In his new essay, among other points, Dreher says that Francis’s assault on the Latin Mass has confirmed his decision to move on.

“Once I became a Catholic, I soon realized that the stability I expected to find within Catholicism existed more on paper than in reality, in parish life (or rather, it varied from parish to parish), but certainly the pope was as good as gold on that front,” he wrote.

“John Paul II was the pontiff then, and like many conservative converts, I became pretty much a papolator. It was unimaginable to me then that a pope like Francis would be possible. I knew that there were bad popes in the Church’s past (think of the Renaissance popes), but I took comfort in the belief that for all their personal corruption, they never messed with doctrine or liturgy.”

“By that measure, Francis has done tremendous damage to the papacy, certainly in the hearts and minds of the kinds of Catholics who are most faithful to the papacy and to the Church’s teaching authority,” Dreher writes.

First, let’s dispense with the idea that previous popes “never messed with doctrine.”

Even if we set aside ancient history, such as Pope Liberius condemning St. Athanasius in the fourth century – the saint, by the way, to whom all subsequent purported defenders of orthodoxy have compared themselves – there’s still Pope John XXII in the 14th century, who’s not technically considered a heretic only because the doctrine he denied regarding the beatific vision wasn’t formally defined until his successor made doing so more or less his first order of business.

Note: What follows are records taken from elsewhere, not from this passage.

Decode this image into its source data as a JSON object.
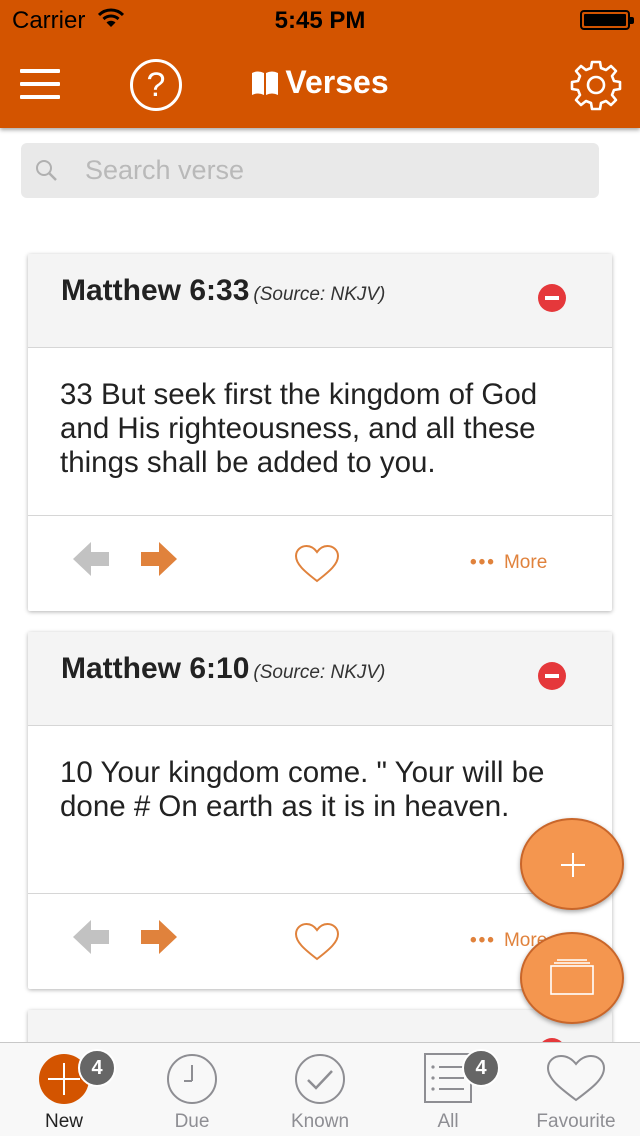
{
  "status_bar": {
    "carrier": "Carrier",
    "time": "5:45 PM"
  },
  "nav": {
    "title": "Verses",
    "help_label": "?"
  },
  "search": {
    "placeholder": "Search verse",
    "value": ""
  },
  "cards": [
    {
      "reference": "Matthew 6:33",
      "source": "(Source: NKJV)",
      "text": "33 But seek first the kingdom of God and His righteousness, and all these things shall be added to you.",
      "more_label": "More",
      "more_dots": "•••"
    },
    {
      "reference": "Matthew 6:10",
      "source": "(Source: NKJV)",
      "text": "10 Your kingdom come. \" Your will be done # On earth as it is in heaven.",
      "more_label": "More",
      "more_dots": "•••"
    }
  ],
  "tabs": [
    {
      "label": "New",
      "badge": "4",
      "icon": "plus-circle-icon"
    },
    {
      "label": "Due",
      "icon": "clock-icon"
    },
    {
      "label": "Known",
      "icon": "check-circle-icon"
    },
    {
      "label": "All",
      "badge": "4",
      "icon": "list-icon"
    },
    {
      "label": "Favourite",
      "icon": "heart-icon"
    }
  ],
  "colors": {
    "primary": "#d35400",
    "accent": "#e0823c",
    "fab": "#f4964f",
    "remove": "#e5383b"
  }
}
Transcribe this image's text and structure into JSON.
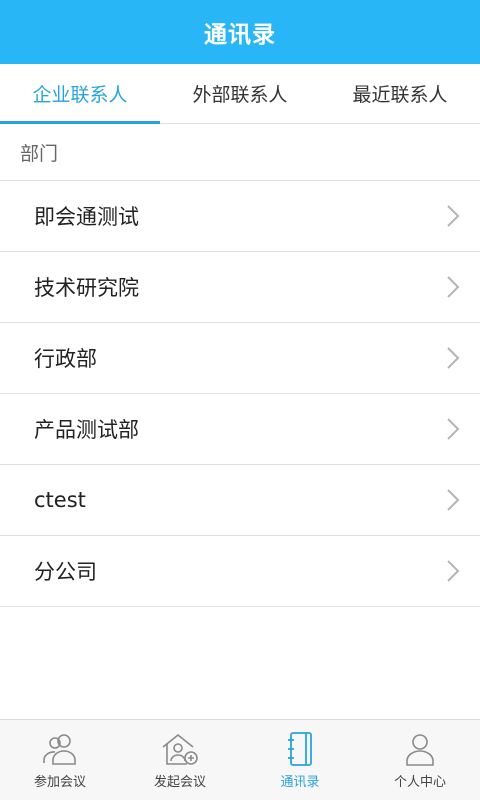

More recently, both Popes John XXIII and Paul VI were accused of heresy in some quarters for convening and implementing the Second Vatican Council. Even Pope John Paul II, Dreher’s gold standard for orthodoxy, faced similar accusations, among other things for his inter-faith summits in Assisi.

I wasn’t there for the first Assisi gathering in 1986, but I was on hand for the second edition in 2002 when Catholic traditionalists helpfully handed me a pamphlet explaining in great detail, including citations from canon law and earlier papal teaching, why the event was a complete doctrinal abomination.

Let’s face it: One person’s development in doctrine is another’s “messing,” all the more so when it’s popes we’re talking about.

As the Italians say, you always follow a fat pope with a thin one. That is to say, one pope may be a conservative, another a liberal; one may emphasize the spiritual life and liturgy, another social action and the culture wars; one may be favorable to the Atlantic alliance and Western causes, another may be what the Italians call a terzomondista, i.e., more inclined to the views and concerns of developing nations; and on, and on, and on.

The Catholic Church simply is too big, too riotously complex, ever to be governed by a single point of view for very long. The price of admission to the Catholic experience is accepting that a place at the family table is more important than getting your own way.

If that’s not your brand of vodka, then taking your business elsewhere may be a smart move. If you’ve got the Catholic gene, however, you’ll ride it out, knowing that whatever’s bothering you today, something else will get your goat tomorrow, and then something else will drive you nuts after that, and so on until the end of time. It won’t be consistent, but it’ll never be dull.